By providing the option to study under either a Te Reo (TREO) or Māori and Indigenous (MAI) major, or a combination of the two, Aotahi allows students to design a University experience suitable to their individual study needs and interests.
A student may enrol for a Bachelor of Arts (BA) with either Māori and Indigenous Studies or Te Reo Māori as the major subject, or both. The school's courses are taken by students who want to understand more about Māori and New Zealand history, as well as the histories of other indigenous peoples and importantly the indigenous language of this country.
What is Māori and Indigenous Studies?
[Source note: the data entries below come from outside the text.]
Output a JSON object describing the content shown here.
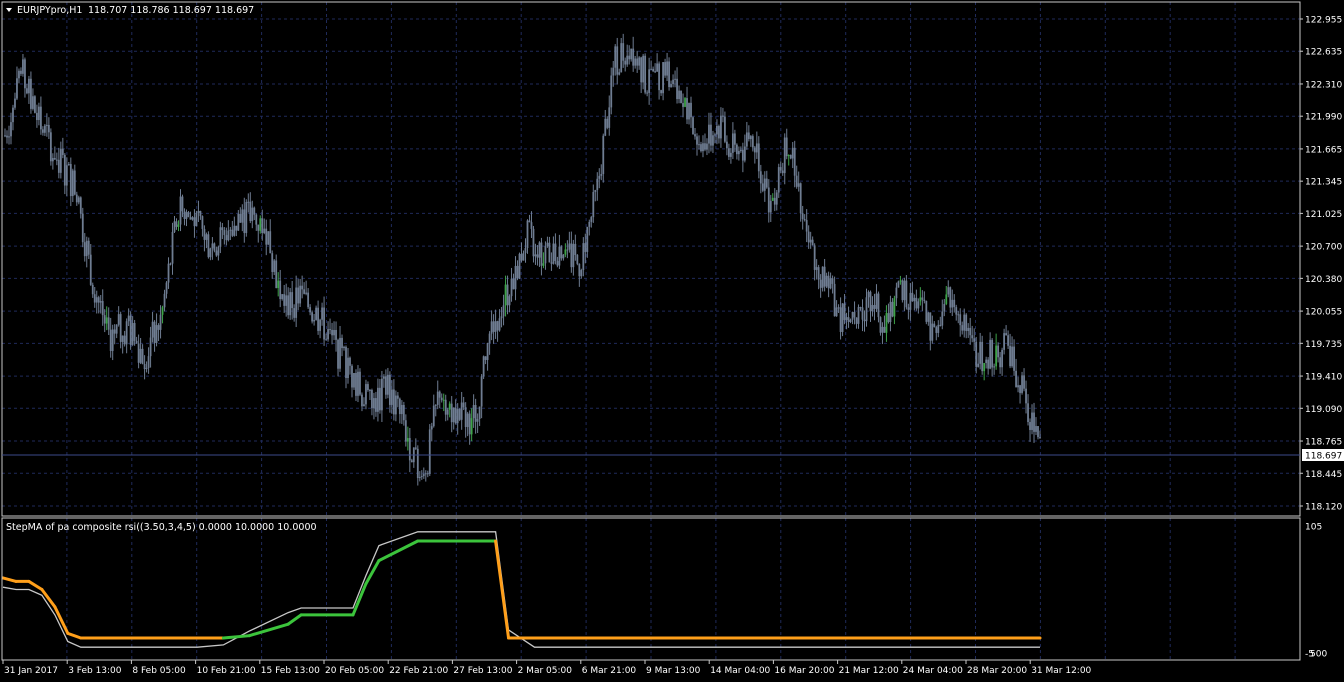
{
  "main_header": {
    "symbol_label": "EURJPYpro,H1",
    "ohlc_label": "118.707 118.786 118.697 118.697"
  },
  "indicator_header": "StepMA of pa composite rsi((3.50,3,4,5) 0.0000 10.0000 10.0000",
  "price_axis": {
    "labels": [
      "122.955",
      "122.635",
      "122.310",
      "121.990",
      "121.665",
      "121.345",
      "121.025",
      "120.700",
      "120.380",
      "120.055",
      "119.735",
      "119.410",
      "119.090",
      "118.765",
      "118.445",
      "118.120"
    ],
    "range": [
      118.12,
      122.955
    ],
    "current_price": "118.697"
  },
  "indicator_axis": {
    "labels": [
      "105",
      "-5"
    ],
    "label_extra": "500",
    "range": [
      -5,
      105
    ]
  },
  "time_axis": {
    "labels": [
      "31 Jan 2017",
      "3 Feb 13:00",
      "8 Feb 05:00",
      "10 Feb 21:00",
      "15 Feb 13:00",
      "20 Feb 05:00",
      "22 Feb 21:00",
      "27 Feb 13:00",
      "2 Mar 05:00",
      "6 Mar 21:00",
      "9 Mar 13:00",
      "14 Mar 04:00",
      "16 Mar 20:00",
      "21 Mar 12:00",
      "24 Mar 04:00",
      "28 Mar 20:00",
      "31 Mar 12:00"
    ]
  },
  "colors": {
    "background": "#000000",
    "grid": "#1f2a5a",
    "candles": "#6f7d92",
    "candles_up_highlight": "#3ea34a",
    "step_up": "#3cc43c",
    "step_down": "#ff9f1a",
    "composite_line": "#c8c8c8",
    "axis_border": "#c8c8c8",
    "price_tag_bg": "#ffffff",
    "price_tag_text": "#000000"
  },
  "chart_data": [
    {
      "type": "line",
      "title": "EURJPYpro,H1",
      "ylim": [
        118.12,
        122.955
      ],
      "x": [
        0,
        2,
        4,
        6,
        8,
        10,
        12,
        14,
        16,
        18,
        20,
        22,
        24,
        26,
        28,
        30,
        32,
        34,
        36,
        38,
        40,
        42,
        44,
        46,
        48,
        50,
        52,
        54,
        56,
        58,
        60,
        62,
        64,
        66,
        68,
        70,
        72,
        74,
        76,
        78,
        80,
        82,
        84,
        86,
        88,
        90,
        92,
        94,
        96,
        98,
        100
      ],
      "values": [
        121.8,
        122.4,
        121.9,
        121.6,
        121.3,
        120.4,
        119.8,
        119.9,
        119.6,
        120.0,
        121.1,
        120.9,
        120.7,
        120.9,
        121.0,
        120.9,
        120.1,
        120.2,
        120.0,
        119.7,
        119.4,
        119.1,
        119.3,
        118.9,
        118.3,
        119.3,
        119.0,
        119.0,
        119.9,
        120.3,
        120.8,
        120.6,
        120.7,
        120.5,
        121.2,
        122.5,
        122.7,
        122.3,
        122.4,
        122.1,
        121.7,
        121.9,
        121.6,
        121.8,
        121.1,
        121.8,
        120.8,
        120.4,
        120.0,
        119.9,
        120.2
      ],
      "x_extra": [
        101,
        103,
        105,
        107,
        109,
        111,
        113,
        115,
        117,
        119
      ],
      "values_extra": [
        119.8,
        120.3,
        120.1,
        119.8,
        120.3,
        119.7,
        119.6,
        119.7,
        119.3,
        118.7
      ]
    },
    {
      "type": "line",
      "title": "StepMA of pa composite rsi((3.50,3,4,5) 0.0000 10.0000 10.0000",
      "ylim": [
        -5,
        105
      ],
      "series": [
        {
          "x": [
            0,
            1,
            2,
            3,
            4,
            5,
            6,
            10,
            14,
            15,
            17,
            19,
            22,
            23,
            27,
            28,
            29,
            32,
            38,
            39,
            41,
            44,
            49,
            50,
            52,
            54,
            58,
            59,
            63,
            64,
            66,
            68,
            69,
            80
          ],
          "values": [
            60,
            57,
            57,
            50,
            35,
            12,
            8,
            8,
            8,
            8,
            8,
            10,
            20,
            28,
            28,
            55,
            75,
            92,
            92,
            8,
            8,
            8,
            8,
            8,
            8,
            8,
            8,
            8,
            8,
            8,
            8,
            8,
            8,
            8
          ]
        },
        {
          "x": [
            0,
            1,
            2,
            3,
            4,
            5,
            6,
            10,
            14,
            15,
            17,
            19,
            22,
            23,
            27,
            28,
            29,
            32,
            38,
            39,
            41,
            44,
            49,
            50,
            52,
            54,
            58,
            59,
            63,
            64,
            66,
            68,
            69,
            80
          ],
          "values": [
            52,
            50,
            50,
            45,
            28,
            5,
            0,
            0,
            0,
            0,
            2,
            14,
            30,
            34,
            34,
            62,
            88,
            100,
            100,
            15,
            0,
            0,
            0,
            0,
            0,
            0,
            0,
            0,
            0,
            0,
            0,
            0,
            0,
            0
          ]
        }
      ]
    }
  ]
}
Māori and Indigenous Studies is an academic discipline that aims to increase your analytic and communication skills and develop your capacity for independent thought. Māori and Indigenous Studies encourage students to examine the world in which we live as New Zealanders and challenge their position and understanding of contemporary issues by studying our history and those of other indigenous peoples. Subject within the courses offered through Aotahi include:
- The Treaty of Waitangi
- Effects of colonisation
- New Zealand and Māori history
- Contemporary issues
- Indigenous and human rights
- Revitalisation of indigenous peoples
What are Te Reo Māori Studies?
Aotearoa/New Zealand recognises two official languages, of which one is sign language and the other is Te Reo Māori. There are a number of ways to study the Māori language. Students can engage with the culture by learning Te Reo Māori and practising it outside of the University environment. Here at Aotahi students can also actively study the Māori language and how it has developed over time through influences such as colonisation, slang and even text messaging. Language decline and revitalisation are paramount in understanding and appreciating the indigenous language of our country and that is why Aotahi offer a wide range of topics including:
- Te Reo Māori: From absolute beginner to advanced levels
- Language revitalisation
- Kapa Haka
- Translation and transcription
- Whaikōrero and karanga
- Ngā tikanga o te marae
Why Take Māori and Indigenous Studies and/or Te Reo Māori?
The relationship between Māori and Pakeha gives New Zealand its unique identity. Courses in the school reflect your history and experience, so Māori and Indigenous Studies is a dynamic area of study for everyone, with implications for your future as part of New Zealand society.
The academic study of Māori language and society has become an increasingly popular degree option as a result of changing government policy and social attitudes. Careers have opened up in areas such as teaching, library work, law, research, iwi organisations, and policy analysis and in the service delivery areas of government, local body and private organisations.
It is a huge advantage to you, whatever your major, to be able to pronounce words properly and to be comfortable with Māori-speaking people. It is a bigger advantage to be able to understand Māori-speaking people and speak to them in their own language.
Māori and Indigenous Studies is also relevant to other subjects such as history, sociology, political science, English, education, law and religious studies, but because of its special role in expressing New Zealand identity, it can strengthen any degree which trains you for a career in dealing with people and culture.